When the project was in its infancy, I attempted to stay in the slave dwelling at Laurelwood Plantation in Eastover, SC. The dilapidated condition of the dwelling dictated that sleeping in the dwelling was not an option, however, in an effort to remain true to the project, I slept on the porch of the big house which also needed to be restored. New owners Jacqueline and Jeremy Thomas who at the time of purchase were living in England vowed to restore the cabin. Being true to their word, I returned in April of this year to spend a night in the newly restored cabin. I was joined by two Richland County high school students and their history teacher; Prinny Anderson, descendant of President Thomas Jefferson; Terry James, fellow Civil War reenactor who sleeps in slave shackles; and Jeremy Thomas, owner.
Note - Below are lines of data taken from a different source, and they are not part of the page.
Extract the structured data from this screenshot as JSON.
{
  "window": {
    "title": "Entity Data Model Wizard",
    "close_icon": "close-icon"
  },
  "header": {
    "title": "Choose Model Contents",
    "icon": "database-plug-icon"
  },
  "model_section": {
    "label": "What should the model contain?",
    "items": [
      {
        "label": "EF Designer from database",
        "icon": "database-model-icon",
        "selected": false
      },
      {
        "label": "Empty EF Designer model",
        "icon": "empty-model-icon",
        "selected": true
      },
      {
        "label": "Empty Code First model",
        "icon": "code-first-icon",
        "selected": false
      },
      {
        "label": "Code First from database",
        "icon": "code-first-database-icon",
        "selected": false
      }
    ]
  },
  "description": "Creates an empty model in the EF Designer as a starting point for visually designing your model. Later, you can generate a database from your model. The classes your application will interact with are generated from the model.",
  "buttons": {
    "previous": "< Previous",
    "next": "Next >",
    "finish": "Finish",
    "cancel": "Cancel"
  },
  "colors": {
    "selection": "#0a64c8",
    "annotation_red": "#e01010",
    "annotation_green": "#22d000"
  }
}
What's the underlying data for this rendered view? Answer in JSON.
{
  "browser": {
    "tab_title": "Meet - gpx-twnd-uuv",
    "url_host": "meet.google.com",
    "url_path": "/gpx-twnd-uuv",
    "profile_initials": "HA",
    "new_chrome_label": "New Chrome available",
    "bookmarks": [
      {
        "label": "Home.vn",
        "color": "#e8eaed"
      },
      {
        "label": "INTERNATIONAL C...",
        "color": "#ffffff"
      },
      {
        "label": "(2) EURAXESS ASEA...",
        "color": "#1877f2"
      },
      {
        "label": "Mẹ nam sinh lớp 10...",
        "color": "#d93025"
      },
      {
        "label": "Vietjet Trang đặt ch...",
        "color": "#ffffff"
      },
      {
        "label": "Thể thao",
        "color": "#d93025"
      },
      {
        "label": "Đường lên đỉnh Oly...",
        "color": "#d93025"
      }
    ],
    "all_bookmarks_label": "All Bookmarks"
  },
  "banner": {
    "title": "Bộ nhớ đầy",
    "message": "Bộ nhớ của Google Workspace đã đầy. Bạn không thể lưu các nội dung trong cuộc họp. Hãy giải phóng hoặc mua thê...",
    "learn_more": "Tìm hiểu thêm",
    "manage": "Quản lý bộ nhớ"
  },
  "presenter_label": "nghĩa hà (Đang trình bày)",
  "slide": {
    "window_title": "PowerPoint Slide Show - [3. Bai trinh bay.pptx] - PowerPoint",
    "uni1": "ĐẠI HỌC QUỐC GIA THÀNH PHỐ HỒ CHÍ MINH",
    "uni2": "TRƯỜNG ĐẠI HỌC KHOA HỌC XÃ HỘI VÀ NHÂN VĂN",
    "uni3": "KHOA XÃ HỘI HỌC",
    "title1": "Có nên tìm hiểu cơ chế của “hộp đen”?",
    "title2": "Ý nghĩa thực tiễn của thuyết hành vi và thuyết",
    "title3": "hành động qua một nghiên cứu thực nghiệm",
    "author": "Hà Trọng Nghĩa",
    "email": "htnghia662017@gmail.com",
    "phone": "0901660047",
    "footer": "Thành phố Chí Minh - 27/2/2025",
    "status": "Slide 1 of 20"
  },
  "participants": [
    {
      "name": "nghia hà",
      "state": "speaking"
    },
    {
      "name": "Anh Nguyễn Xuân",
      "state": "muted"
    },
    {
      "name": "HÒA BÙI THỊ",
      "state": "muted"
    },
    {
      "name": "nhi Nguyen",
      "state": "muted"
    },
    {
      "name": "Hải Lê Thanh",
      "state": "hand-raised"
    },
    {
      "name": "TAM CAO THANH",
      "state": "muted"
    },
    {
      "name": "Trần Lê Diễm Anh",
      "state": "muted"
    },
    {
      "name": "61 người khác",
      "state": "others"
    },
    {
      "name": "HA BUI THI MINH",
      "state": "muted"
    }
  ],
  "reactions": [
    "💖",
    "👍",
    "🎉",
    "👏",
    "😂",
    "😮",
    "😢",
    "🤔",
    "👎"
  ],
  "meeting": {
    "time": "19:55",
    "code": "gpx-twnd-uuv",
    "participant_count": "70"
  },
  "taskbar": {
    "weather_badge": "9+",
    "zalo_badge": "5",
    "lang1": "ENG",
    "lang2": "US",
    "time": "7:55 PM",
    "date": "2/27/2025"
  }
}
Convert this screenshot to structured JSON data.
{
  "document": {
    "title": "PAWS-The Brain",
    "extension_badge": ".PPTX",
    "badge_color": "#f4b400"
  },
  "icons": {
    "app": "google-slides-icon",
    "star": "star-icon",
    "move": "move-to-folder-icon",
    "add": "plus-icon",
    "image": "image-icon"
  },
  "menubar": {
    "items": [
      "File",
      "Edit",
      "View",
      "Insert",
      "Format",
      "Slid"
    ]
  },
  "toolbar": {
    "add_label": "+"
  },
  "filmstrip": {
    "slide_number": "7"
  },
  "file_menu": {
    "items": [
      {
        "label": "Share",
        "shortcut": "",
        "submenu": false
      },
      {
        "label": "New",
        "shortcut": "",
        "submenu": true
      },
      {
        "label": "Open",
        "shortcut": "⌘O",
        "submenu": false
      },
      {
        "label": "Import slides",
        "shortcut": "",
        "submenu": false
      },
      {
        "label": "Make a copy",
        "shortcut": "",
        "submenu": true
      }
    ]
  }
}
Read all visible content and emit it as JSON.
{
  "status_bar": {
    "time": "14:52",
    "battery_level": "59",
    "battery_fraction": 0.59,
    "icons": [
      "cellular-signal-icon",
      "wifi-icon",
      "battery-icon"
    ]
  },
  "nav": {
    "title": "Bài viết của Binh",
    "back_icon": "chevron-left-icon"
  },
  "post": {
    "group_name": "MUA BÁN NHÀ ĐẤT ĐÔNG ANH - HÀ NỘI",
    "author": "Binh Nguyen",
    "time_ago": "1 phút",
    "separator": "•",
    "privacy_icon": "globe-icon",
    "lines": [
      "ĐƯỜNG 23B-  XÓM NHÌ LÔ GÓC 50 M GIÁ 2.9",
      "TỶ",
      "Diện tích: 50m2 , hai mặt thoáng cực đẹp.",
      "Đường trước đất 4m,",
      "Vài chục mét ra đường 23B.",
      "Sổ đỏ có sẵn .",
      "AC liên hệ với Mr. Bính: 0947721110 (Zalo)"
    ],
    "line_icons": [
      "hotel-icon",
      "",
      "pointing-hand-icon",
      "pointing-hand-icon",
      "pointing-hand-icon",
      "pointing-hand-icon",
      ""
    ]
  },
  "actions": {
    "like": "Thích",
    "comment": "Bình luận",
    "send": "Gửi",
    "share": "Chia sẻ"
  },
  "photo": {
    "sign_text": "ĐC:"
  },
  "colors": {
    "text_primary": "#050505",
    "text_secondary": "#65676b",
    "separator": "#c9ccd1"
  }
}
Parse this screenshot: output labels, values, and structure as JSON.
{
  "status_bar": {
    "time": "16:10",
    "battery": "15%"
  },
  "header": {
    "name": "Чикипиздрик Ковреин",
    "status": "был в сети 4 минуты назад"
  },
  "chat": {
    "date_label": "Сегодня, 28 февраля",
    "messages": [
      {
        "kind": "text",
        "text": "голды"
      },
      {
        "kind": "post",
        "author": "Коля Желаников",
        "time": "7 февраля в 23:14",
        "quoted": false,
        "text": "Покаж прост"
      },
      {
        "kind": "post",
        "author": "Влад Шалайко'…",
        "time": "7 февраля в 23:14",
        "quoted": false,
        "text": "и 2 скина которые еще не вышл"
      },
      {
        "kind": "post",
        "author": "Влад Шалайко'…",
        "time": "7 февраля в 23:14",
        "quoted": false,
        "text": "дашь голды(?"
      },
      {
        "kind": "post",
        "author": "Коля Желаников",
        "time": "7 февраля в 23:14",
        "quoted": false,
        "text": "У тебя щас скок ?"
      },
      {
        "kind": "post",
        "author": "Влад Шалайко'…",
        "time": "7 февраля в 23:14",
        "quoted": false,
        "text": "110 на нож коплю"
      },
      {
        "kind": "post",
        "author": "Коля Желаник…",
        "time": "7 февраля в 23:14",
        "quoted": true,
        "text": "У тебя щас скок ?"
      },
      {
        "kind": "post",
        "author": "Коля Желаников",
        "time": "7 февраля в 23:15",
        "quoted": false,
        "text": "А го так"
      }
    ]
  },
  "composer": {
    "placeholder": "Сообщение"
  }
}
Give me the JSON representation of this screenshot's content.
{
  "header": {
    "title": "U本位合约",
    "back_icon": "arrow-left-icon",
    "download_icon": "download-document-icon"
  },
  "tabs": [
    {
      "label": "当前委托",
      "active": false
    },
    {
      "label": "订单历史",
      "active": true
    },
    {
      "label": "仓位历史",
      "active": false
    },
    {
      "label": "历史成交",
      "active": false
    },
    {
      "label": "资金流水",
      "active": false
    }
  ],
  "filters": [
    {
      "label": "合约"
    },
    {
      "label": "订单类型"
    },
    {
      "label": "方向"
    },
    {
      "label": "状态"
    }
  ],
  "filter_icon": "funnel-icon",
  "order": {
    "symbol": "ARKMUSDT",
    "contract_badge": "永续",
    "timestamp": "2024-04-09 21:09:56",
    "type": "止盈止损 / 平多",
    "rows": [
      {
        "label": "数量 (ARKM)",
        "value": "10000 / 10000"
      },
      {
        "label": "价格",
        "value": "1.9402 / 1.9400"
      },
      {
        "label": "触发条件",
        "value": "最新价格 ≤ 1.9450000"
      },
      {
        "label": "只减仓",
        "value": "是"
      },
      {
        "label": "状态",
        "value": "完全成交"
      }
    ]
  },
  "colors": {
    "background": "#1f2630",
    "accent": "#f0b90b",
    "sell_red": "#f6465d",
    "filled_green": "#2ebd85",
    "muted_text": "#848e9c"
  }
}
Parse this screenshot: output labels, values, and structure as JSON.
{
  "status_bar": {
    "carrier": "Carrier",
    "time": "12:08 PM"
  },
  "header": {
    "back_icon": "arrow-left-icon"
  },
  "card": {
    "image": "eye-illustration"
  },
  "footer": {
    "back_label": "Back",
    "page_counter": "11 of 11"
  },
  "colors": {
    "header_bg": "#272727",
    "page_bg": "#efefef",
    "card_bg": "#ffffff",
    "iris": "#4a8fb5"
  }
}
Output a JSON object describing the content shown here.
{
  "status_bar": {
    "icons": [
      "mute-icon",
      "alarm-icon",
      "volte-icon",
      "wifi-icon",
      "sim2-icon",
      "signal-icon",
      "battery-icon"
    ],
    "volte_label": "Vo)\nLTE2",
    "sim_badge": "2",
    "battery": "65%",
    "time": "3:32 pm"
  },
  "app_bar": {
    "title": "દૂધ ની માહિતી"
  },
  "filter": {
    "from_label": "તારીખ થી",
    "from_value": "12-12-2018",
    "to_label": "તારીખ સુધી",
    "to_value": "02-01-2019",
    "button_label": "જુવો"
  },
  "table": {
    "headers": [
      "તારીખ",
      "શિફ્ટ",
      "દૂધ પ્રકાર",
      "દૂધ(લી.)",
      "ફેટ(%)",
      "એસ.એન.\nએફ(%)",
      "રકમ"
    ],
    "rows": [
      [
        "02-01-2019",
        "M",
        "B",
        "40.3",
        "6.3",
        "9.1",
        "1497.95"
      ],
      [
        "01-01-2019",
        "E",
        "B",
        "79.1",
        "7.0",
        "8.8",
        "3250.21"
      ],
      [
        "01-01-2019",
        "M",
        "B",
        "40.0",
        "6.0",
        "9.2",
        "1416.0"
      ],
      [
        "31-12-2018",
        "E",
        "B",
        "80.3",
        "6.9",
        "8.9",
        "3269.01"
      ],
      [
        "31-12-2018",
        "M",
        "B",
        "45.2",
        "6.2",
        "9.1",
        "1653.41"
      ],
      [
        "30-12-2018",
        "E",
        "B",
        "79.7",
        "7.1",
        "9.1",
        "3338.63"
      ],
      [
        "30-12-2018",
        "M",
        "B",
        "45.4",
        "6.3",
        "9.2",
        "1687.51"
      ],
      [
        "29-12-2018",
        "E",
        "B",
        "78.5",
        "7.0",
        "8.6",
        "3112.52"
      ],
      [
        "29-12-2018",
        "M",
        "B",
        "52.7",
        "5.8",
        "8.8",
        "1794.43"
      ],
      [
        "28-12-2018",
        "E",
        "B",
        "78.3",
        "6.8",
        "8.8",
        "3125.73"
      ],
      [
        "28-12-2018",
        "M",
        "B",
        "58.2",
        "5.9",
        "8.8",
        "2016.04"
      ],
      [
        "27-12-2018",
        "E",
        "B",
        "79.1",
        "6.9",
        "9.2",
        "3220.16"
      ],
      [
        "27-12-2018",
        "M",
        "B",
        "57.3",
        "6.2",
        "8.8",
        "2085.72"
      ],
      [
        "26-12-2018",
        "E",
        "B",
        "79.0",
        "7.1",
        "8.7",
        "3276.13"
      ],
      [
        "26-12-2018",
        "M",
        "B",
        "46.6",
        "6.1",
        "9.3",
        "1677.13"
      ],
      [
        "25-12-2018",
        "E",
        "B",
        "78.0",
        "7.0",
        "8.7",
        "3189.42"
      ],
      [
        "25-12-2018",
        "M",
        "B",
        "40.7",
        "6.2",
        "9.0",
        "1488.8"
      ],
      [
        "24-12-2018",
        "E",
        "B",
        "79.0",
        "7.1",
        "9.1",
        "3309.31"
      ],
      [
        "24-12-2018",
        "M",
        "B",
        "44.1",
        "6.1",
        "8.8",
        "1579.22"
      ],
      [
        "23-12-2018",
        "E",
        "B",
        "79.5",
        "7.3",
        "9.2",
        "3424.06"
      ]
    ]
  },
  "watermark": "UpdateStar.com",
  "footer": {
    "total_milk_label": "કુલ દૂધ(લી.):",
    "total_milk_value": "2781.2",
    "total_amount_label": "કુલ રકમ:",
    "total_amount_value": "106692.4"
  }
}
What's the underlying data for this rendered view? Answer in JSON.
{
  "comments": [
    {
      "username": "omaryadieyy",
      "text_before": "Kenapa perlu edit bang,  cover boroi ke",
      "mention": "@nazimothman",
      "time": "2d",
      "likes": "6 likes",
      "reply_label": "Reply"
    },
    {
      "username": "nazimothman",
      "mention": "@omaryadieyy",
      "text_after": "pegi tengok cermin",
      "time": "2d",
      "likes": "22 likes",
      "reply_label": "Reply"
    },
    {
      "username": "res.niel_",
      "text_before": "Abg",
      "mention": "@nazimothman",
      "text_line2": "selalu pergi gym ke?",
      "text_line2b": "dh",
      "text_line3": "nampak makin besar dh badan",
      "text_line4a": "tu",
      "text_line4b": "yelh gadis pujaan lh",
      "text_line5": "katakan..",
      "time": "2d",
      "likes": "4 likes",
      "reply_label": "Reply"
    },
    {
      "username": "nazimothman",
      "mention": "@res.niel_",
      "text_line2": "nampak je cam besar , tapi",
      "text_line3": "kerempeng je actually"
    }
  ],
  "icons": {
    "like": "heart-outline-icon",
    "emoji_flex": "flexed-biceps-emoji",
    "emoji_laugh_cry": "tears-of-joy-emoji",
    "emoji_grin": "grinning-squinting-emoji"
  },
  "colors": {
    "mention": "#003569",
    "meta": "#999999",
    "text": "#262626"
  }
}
While at work, I got a call from Michelle Dawson. Once we verified that I was the person that she was looking for, she explained that she was doing research on her family tree and had traced her enslaved ancestors to Laurelwood Plantation. Through my blogs written about Laurelwood, she had tracked me down. She explained the challenge she had finding the physical location of the property and upon finding it, locked gates denied her access. Her true emotion was felt through the phone when I agreed that I would come to Myrtle Beach to address her family reunion. I stated that I could not make any promises but I would try to get them access to the property. A call to Jeremy a few days later confirmed that not only could the family have access but he would be at the property to greet them when they arrived.
Having addressed several reunions before, I knew what to expect, but this one would be different. I was once told by a genealogist early on in this project that “you concentrate on saving the places, we will put the people there.” Three years into the project and this quote was finally playing itself out. For now through the research that Michelle Dawson had done on her family, the connections had been made and I would have the pleasure of accompanying the descendants of the enslaved to a property that was one of the stays of the Slave Dwelling Project. That said, the presentation that I was asked to give was worthy of a customized power point so I developed one accordingly for I had lots of photographs from the two previous stays. Unfortunately, I could not give the power point because the proper equipment was not available.
Improvisation is no stranger to me and I gave a presentation of which I think the Campbell ancestors would be proud. As with all family reunions, there is always the chance that there are participants living in one of the twelve states where I have spent a night in a slave dwelling. In the audience were people living in Connecticut, Georgia, North Carolina and South Carolina therefore, I got to talk about my experiences in all of those states. Obviously, the last half of the presentation was about Laurelwood Plantation and I made it clear to the descendants of the enslaved of that plantation that they inspired me by making the Slave Dwelling Project relevant. I explained to them that theirs was the first family reunion that I have addressed that had done the research into the place where their ancestors were enslaved and were willing to interact with that place. I further revealed that the owner Jeremy Thomas would be there to greet anyone who would be going to the plantation the next day.
As promised, Jeremy was there to greet the seven family members who joined us on the property. It was a pleasure for me to see how they all bonded, the group leader Michael Campbell checking his knowledge of his family heritage with that of Jeremy the property owner verifying that information. That was one of the moments in the project that will always stand out. We started with a tour of the big house. The carpenters among the group continually offered their advice to Jeremy. It was great to see all of the progress that Jeremy made on the restoration. The Campbell family was fascinated by the bricks that composed the fireplace so much so that they found finger prints embedded in a few of the bricks something that I had not noticed before. I could not help but think that they could possibly be the finger prints of some of the Campbell ancestors put there when they were making those bricks.
We then headed to the slave cabin seeing a black snake along the way. Having already had my moment with the space, I let the family go in first. This space meant more to them than that of the big house. Although there is no solid evidence that this one cabin left on the property is the one that housed the Campbell ancestors, this was close enough and the emotions of the descendants showed. My mission was accomplished, back at the big house, I had to depart leaving the Campbell family there to continue to bond with Jeremy. I don’t know the conclusion, but I do know that a request to have a future Campbell family reunion at Laurelwood Plantation was made.